Top of INFORMATION
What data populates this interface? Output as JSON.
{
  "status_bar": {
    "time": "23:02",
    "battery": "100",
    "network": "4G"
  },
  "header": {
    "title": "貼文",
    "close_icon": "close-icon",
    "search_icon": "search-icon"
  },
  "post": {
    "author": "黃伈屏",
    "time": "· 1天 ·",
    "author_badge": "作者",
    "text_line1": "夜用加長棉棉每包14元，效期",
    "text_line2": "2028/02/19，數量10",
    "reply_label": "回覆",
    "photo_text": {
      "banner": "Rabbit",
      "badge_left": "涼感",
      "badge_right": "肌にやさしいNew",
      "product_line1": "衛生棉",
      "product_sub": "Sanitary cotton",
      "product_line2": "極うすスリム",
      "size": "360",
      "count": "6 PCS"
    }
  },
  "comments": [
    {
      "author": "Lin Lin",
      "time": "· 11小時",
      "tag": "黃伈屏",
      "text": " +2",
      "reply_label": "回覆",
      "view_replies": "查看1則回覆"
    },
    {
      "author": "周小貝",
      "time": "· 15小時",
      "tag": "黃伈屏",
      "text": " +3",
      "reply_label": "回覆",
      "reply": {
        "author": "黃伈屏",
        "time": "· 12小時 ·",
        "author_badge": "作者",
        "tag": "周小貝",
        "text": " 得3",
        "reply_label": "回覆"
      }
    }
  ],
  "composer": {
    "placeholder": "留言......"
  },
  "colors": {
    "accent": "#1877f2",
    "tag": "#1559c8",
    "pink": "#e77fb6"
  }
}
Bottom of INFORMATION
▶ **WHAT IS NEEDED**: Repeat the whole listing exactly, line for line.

▶ **ANSWER TO THE PROBLEM**:
What data populates this interface? Output as JSON.
{
  "status_bar": {
    "time": "23:02",
    "battery": "100",
    "network": "4G"
  },
  "header": {
    "title": "貼文",
    "close_icon": "close-icon",
    "search_icon": "search-icon"
  },
  "post": {
    "author": "黃伈屏",
    "time": "· 1天 ·",
    "author_badge": "作者",
    "text_line1": "夜用加長棉棉每包14元，效期",
    "text_line2": "2028/02/19，數量10",
    "reply_label": "回覆",
    "photo_text": {
      "banner": "Rabbit",
      "badge_left": "涼感",
      "badge_right": "肌にやさしいNew",
      "product_line1": "衛生棉",
      "product_sub": "Sanitary cotton",
      "product_line2": "極うすスリム",
      "size": "360",
      "count": "6 PCS"
    }
  },
  "comments": [
    {
      "author": "Lin Lin",
      "time": "· 11小時",
      "tag": "黃伈屏",
      "text": " +2",
      "reply_label": "回覆",
      "view_replies": "查看1則回覆"
    },
    {
      "author": "周小貝",
      "time": "· 15小時",
      "tag": "黃伈屏",
      "text": " +3",
      "reply_label": "回覆",
      "reply": {
        "author": "黃伈屏",
        "time": "· 12小時 ·",
        "author_badge": "作者",
        "tag": "周小貝",
        "text": " 得3",
        "reply_label": "回覆"
      }
    }
  ],
  "composer": {
    "placeholder": "留言......"
  },
  "colors": {
    "accent": "#1877f2",
    "tag": "#1559c8",
    "pink": "#e77fb6"
  }
}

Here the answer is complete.